◆ WORK TASK:
Restate each record below word for word, skipping images.

(Data about app and page elements)
BEGIN
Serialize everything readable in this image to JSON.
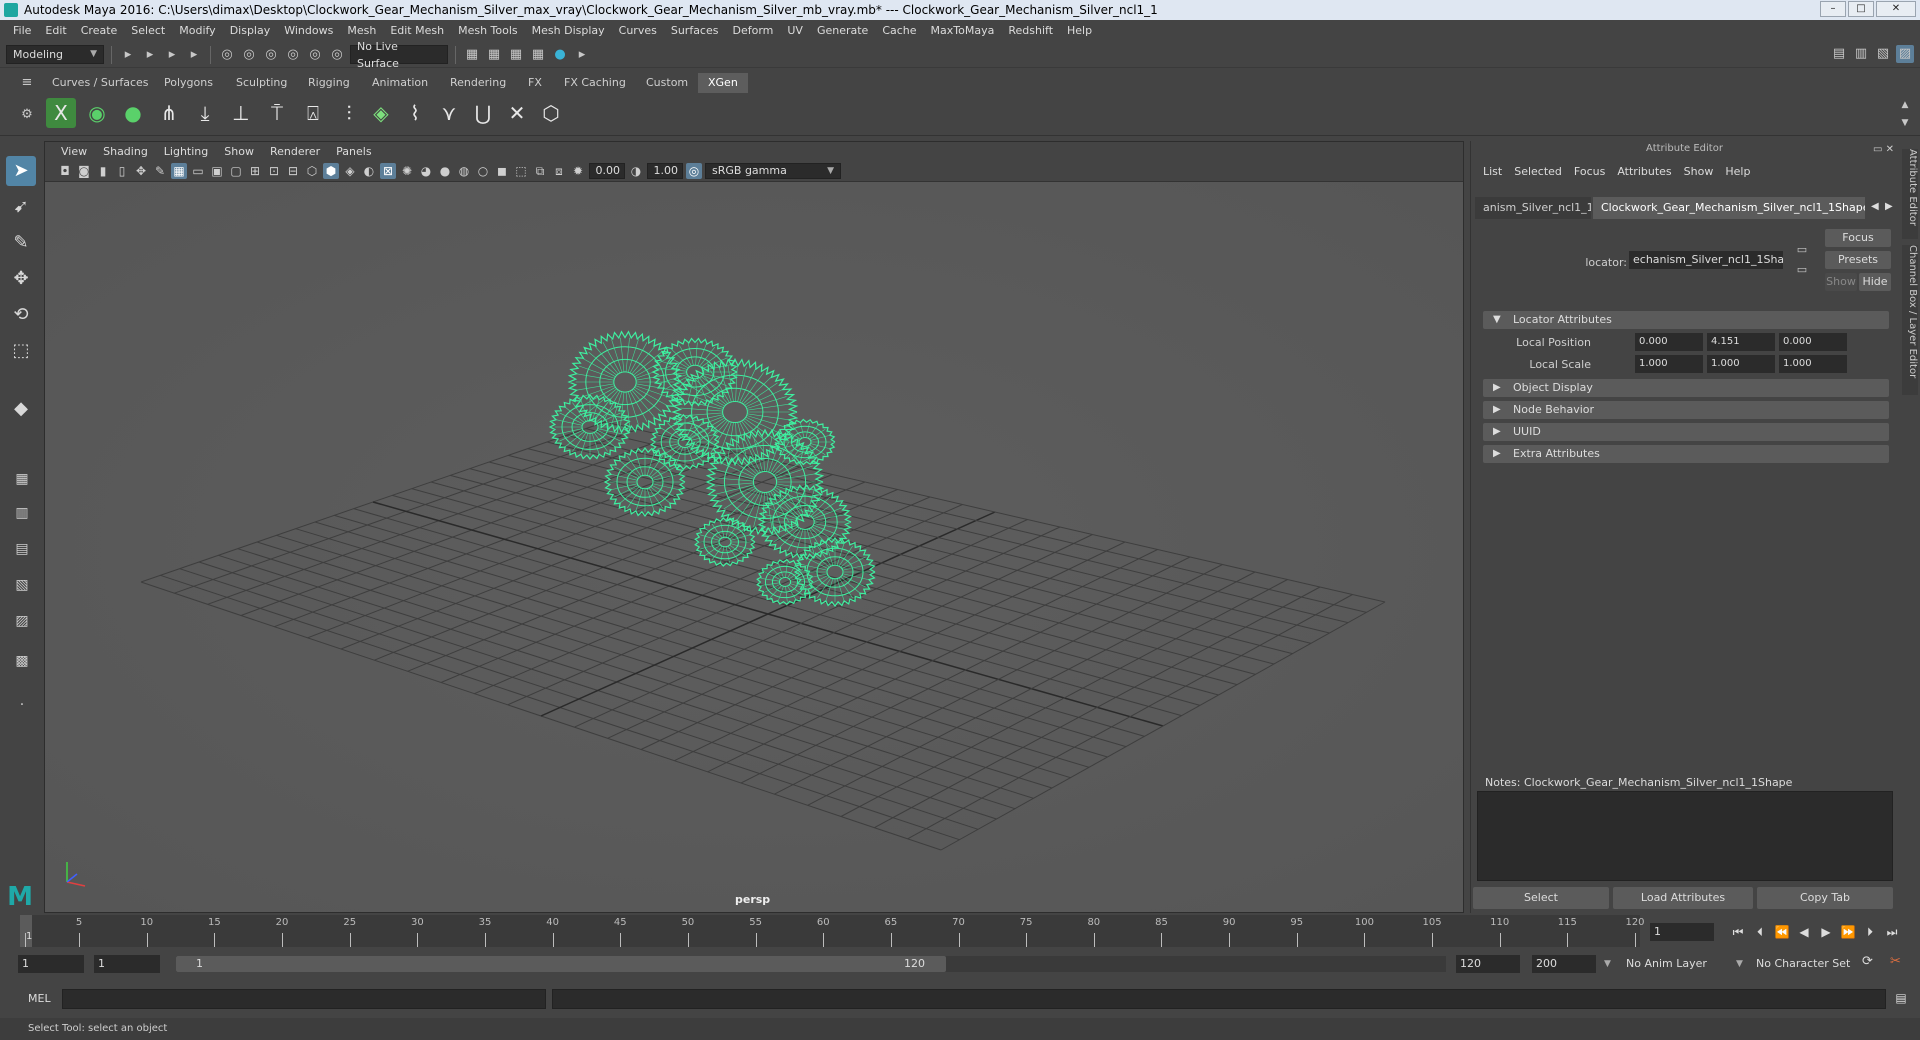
{
  "window": {
    "title": "Autodesk Maya 2016: C:\\Users\\dimax\\Desktop\\Clockwork_Gear_Mechanism_Silver_max_vray\\Clockwork_Gear_Mechanism_Silver_mb_vray.mb*   ---   Clockwork_Gear_Mechanism_Silver_ncl1_1",
    "buttons": [
      "–",
      "□",
      "✕"
    ]
  },
  "menubar": [
    "File",
    "Edit",
    "Create",
    "Select",
    "Modify",
    "Display",
    "Windows",
    "Mesh",
    "Edit Mesh",
    "Mesh Tools",
    "Mesh Display",
    "Curves",
    "Surfaces",
    "Deform",
    "UV",
    "Generate",
    "Cache",
    "MaxToMaya",
    "Redshift",
    "Help"
  ],
  "statusline": {
    "mode": "Modeling",
    "live_surface": "No Live Surface"
  },
  "shelf_tabs": [
    "Curves / Surfaces",
    "Polygons",
    "Sculpting",
    "Rigging",
    "Animation",
    "Rendering",
    "FX",
    "FX Caching",
    "Custom",
    "XGen"
  ],
  "shelf_active_tab": "XGen",
  "viewport": {
    "menus": [
      "View",
      "Shading",
      "Lighting",
      "Show",
      "Renderer",
      "Panels"
    ],
    "exposure": "0.00",
    "gamma": "1.00",
    "color_space": "sRGB gamma",
    "camera": "persp",
    "wireframe_color": "#3ef0a0"
  },
  "attribute_editor": {
    "title": "Attribute Editor",
    "menus": [
      "List",
      "Selected",
      "Focus",
      "Attributes",
      "Show",
      "Help"
    ],
    "tabs": [
      "anism_Silver_ncl1_1",
      "Clockwork_Gear_Mechanism_Silver_ncl1_1Shape"
    ],
    "node_type": "locator:",
    "node_name": "echanism_Silver_ncl1_1Shape",
    "buttons": {
      "focus": "Focus",
      "presets": "Presets",
      "show": "Show",
      "hide": "Hide"
    },
    "sections": {
      "locator": "Locator Attributes",
      "object_display": "Object Display",
      "node_behavior": "Node Behavior",
      "uuid": "UUID",
      "extra": "Extra Attributes"
    },
    "local_position": {
      "label": "Local Position",
      "x": "0.000",
      "y": "4.151",
      "z": "0.000"
    },
    "local_scale": {
      "label": "Local Scale",
      "x": "1.000",
      "y": "1.000",
      "z": "1.000"
    },
    "notes": "Notes:  Clockwork_Gear_Mechanism_Silver_ncl1_1Shape",
    "bottom_buttons": {
      "select": "Select",
      "load": "Load Attributes",
      "copy": "Copy Tab"
    },
    "side_tabs": [
      "Attribute Editor",
      "Channel Box / Layer Editor"
    ]
  },
  "timeline": {
    "ticks": [
      1,
      5,
      10,
      15,
      20,
      25,
      30,
      35,
      40,
      45,
      50,
      55,
      60,
      65,
      70,
      75,
      80,
      85,
      90,
      95,
      100,
      105,
      110,
      115,
      120
    ],
    "current_frame": "1",
    "playhead_label": "1"
  },
  "range": {
    "start": "1",
    "start_inner": "1",
    "range_start_label": "1",
    "range_end_label": "120",
    "end_inner": "120",
    "end": "200",
    "anim_layer": "No Anim Layer",
    "character_set": "No Character Set"
  },
  "cmdline": {
    "label": "MEL"
  },
  "helpline": "Select Tool: select an object"
}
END
◆ SOLUTION BELOW:
Serialize everything readable in this image to JSON.
{
  "window": {
    "title": "Autodesk Maya 2016: C:\\Users\\dimax\\Desktop\\Clockwork_Gear_Mechanism_Silver_max_vray\\Clockwork_Gear_Mechanism_Silver_mb_vray.mb*   ---   Clockwork_Gear_Mechanism_Silver_ncl1_1",
    "buttons": [
      "–",
      "□",
      "✕"
    ]
  },
  "menubar": [
    "File",
    "Edit",
    "Create",
    "Select",
    "Modify",
    "Display",
    "Windows",
    "Mesh",
    "Edit Mesh",
    "Mesh Tools",
    "Mesh Display",
    "Curves",
    "Surfaces",
    "Deform",
    "UV",
    "Generate",
    "Cache",
    "MaxToMaya",
    "Redshift",
    "Help"
  ],
  "statusline": {
    "mode": "Modeling",
    "live_surface": "No Live Surface"
  },
  "shelf_tabs": [
    "Curves / Surfaces",
    "Polygons",
    "Sculpting",
    "Rigging",
    "Animation",
    "Rendering",
    "FX",
    "FX Caching",
    "Custom",
    "XGen"
  ],
  "shelf_active_tab": "XGen",
  "viewport": {
    "menus": [
      "View",
      "Shading",
      "Lighting",
      "Show",
      "Renderer",
      "Panels"
    ],
    "exposure": "0.00",
    "gamma": "1.00",
    "color_space": "sRGB gamma",
    "camera": "persp",
    "wireframe_color": "#3ef0a0"
  },
  "attribute_editor": {
    "title": "Attribute Editor",
    "menus": [
      "List",
      "Selected",
      "Focus",
      "Attributes",
      "Show",
      "Help"
    ],
    "tabs": [
      "anism_Silver_ncl1_1",
      "Clockwork_Gear_Mechanism_Silver_ncl1_1Shape"
    ],
    "node_type": "locator:",
    "node_name": "echanism_Silver_ncl1_1Shape",
    "buttons": {
      "focus": "Focus",
      "presets": "Presets",
      "show": "Show",
      "hide": "Hide"
    },
    "sections": {
      "locator": "Locator Attributes",
      "object_display": "Object Display",
      "node_behavior": "Node Behavior",
      "uuid": "UUID",
      "extra": "Extra Attributes"
    },
    "local_position": {
      "label": "Local Position",
      "x": "0.000",
      "y": "4.151",
      "z": "0.000"
    },
    "local_scale": {
      "label": "Local Scale",
      "x": "1.000",
      "y": "1.000",
      "z": "1.000"
    },
    "notes": "Notes:  Clockwork_Gear_Mechanism_Silver_ncl1_1Shape",
    "bottom_buttons": {
      "select": "Select",
      "load": "Load Attributes",
      "copy": "Copy Tab"
    },
    "side_tabs": [
      "Attribute Editor",
      "Channel Box / Layer Editor"
    ]
  },
  "timeline": {
    "ticks": [
      1,
      5,
      10,
      15,
      20,
      25,
      30,
      35,
      40,
      45,
      50,
      55,
      60,
      65,
      70,
      75,
      80,
      85,
      90,
      95,
      100,
      105,
      110,
      115,
      120
    ],
    "current_frame": "1",
    "playhead_label": "1"
  },
  "range": {
    "start": "1",
    "start_inner": "1",
    "range_start_label": "1",
    "range_end_label": "120",
    "end_inner": "120",
    "end": "200",
    "anim_layer": "No Anim Layer",
    "character_set": "No Character Set"
  },
  "cmdline": {
    "label": "MEL"
  },
  "helpline": "Select Tool: select an object"
}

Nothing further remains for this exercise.